"You may have highly popular courses, but they may not be in the best interest of the country. Subjects that are not hugely popular already struggle to get candidates. This might have an effect on the number of teachers coming out."
John Bangs, head of education at teaching union the NUT, echoed the ATL's words, saying university departments that are already struggling will be the first to be squeezed. But he said teachers currently working in schools will also be affected, particularly in terms of their continuing professional development (CPD).
"The first swathe of cuts will go through the geography, art or music departments, then that will have a direct effect on the supply of teachers doing PGCE," he said. "It will be felt especially by shortage subjects like music.
"Furthermore, cuts always inhibit innovation. We have the government-mandated masters in teaching and learning (MTL), but there is now a potential threat to many universities that want to get out there and do innovative things.
"Many teachers will find that many of those points that come through innovation and that go towards masters credits will also be under threat. This will mean it hits their own masters, so it will hit schools in terms of CPD as well as the supply of teachers."
However, the Universities' Council for the Education of Teachers (UCET) believes it is too early to say how great an impact the cuts will have on the supply of teachers.
James Noble-Rogers, UCET executive director, said that for the time being there was little reason for "scaremongering".
"Universities will have to look beyond their core work and try to protect the good work that has already taken place, such as increasing the number of students from poorer backgrounds attending university," he said.
"It really is too early to say what impact (the funding cuts) will have, but the closure of departments in some universities could happen. It is certainly something that people will need to keep an eye on, although there is no need to raise too much panic - especially when recruitment is currently so buoyant."

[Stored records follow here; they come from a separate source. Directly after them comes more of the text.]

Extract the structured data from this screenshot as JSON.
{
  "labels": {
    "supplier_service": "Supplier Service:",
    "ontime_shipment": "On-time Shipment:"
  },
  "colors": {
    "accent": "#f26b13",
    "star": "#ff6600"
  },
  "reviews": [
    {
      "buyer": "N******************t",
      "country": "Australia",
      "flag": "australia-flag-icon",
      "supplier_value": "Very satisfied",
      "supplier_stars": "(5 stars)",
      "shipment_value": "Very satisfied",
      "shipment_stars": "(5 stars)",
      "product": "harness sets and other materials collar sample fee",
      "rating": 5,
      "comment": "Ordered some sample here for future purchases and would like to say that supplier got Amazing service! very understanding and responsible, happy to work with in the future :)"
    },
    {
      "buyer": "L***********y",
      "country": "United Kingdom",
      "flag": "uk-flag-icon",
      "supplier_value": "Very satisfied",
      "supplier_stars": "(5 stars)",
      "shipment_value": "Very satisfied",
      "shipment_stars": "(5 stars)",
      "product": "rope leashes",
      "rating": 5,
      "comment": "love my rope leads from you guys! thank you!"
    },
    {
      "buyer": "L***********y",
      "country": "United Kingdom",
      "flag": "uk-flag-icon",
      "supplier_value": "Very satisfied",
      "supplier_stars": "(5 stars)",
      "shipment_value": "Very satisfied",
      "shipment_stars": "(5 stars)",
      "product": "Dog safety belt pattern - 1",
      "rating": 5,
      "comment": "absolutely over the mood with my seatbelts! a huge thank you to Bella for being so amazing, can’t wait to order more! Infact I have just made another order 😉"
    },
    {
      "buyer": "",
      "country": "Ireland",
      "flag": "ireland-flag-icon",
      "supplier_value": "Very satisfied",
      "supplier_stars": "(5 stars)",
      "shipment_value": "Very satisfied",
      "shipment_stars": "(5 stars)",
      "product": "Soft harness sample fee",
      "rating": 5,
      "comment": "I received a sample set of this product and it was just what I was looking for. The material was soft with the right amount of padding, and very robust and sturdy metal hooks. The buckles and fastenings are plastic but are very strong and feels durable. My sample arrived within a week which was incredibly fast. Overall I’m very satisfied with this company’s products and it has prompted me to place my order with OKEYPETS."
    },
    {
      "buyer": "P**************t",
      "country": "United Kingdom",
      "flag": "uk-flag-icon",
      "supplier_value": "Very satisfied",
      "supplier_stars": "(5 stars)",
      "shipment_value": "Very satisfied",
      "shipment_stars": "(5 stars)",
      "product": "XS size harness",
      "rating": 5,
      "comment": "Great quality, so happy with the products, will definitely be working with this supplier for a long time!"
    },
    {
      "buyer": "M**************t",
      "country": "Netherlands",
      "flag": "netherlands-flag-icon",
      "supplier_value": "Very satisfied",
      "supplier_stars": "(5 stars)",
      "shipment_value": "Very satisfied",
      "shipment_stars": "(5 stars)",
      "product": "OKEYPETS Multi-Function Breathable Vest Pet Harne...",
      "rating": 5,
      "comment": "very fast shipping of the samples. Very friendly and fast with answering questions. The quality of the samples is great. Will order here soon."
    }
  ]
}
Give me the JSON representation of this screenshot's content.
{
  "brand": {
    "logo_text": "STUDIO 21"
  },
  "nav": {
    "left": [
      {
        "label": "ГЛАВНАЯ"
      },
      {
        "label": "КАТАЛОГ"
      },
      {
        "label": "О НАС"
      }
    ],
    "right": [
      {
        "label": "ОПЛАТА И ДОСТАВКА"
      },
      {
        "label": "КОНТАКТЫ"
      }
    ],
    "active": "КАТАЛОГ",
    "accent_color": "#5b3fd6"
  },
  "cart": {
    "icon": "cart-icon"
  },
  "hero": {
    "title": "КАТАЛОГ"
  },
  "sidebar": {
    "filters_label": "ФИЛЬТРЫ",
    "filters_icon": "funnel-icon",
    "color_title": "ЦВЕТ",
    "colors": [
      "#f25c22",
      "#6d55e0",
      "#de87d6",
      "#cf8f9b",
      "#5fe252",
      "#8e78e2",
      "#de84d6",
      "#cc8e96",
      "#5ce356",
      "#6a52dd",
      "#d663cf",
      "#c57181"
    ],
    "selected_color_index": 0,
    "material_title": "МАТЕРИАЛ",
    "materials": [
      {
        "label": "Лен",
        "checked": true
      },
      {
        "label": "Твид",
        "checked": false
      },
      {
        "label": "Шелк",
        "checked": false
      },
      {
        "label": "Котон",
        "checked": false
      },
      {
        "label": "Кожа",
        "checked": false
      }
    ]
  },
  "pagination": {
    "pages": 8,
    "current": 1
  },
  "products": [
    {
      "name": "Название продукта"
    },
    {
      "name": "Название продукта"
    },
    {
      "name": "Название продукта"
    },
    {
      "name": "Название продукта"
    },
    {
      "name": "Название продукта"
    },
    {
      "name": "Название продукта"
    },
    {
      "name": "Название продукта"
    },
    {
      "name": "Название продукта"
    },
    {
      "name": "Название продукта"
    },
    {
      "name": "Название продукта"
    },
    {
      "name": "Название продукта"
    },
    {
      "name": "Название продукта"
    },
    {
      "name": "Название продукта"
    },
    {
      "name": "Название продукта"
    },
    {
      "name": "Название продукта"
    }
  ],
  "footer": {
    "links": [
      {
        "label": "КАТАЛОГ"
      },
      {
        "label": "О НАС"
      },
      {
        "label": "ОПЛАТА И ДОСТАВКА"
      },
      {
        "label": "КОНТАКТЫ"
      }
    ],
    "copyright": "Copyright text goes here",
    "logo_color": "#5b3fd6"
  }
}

Recruitment may be "buoyant" at the moment, but the job market will not remain the same. The announcement this week that the country is dragging its way out of recession was coupled with better-than-expected employment figures.
What is happening in higher education may not be replicated as severely in schools. But with budgets being squeezed, and with a potential Conservative government refusing to protect school spending, teachers could find themselves on a similarly precarious footing.
CUTS COULD MEAN CLOSURES
Universities, much like every other public sector, had been enjoying the benefits of record levels of funding under this Labour Government. But now the party is over.
Lord Mandelson's revelation in his letter to the Higher Education Funding Council for England that an additional #163;135 million would be lopped off the universities' budget was just the latest of many sobering cutbacks awaiting the sector.
In all, universities and opposition MPs estimate that about #163;950 million will be slashed from university budgets between 2010 and 2013, leading to Russell Group chairman Michael Arthur claiming the cuts could lead to the closure of 30 universities.
In response to concerns, Lord Mandelson has said universities' income for research and teaching will continue to grow, that higher education has never experienced such sustained levels of funding and that it would not be able to avoid the impending funding constraints that the country faces.
The Russell Group is particularly concerned about the timing of the cuts. After the US, Britain has the best higher education system in the world, but at a time when England is cutting back spending, France and Germany are investing #163;9.6 billion and #163;15.7 billion respectively, while President Obama has put more than #163;13 billion into science research.
England's universities have been told that the funding cuts could "last for years", and there are fears that more cuts could be on the way. Such funding squeezes will inevitably be felt by schools.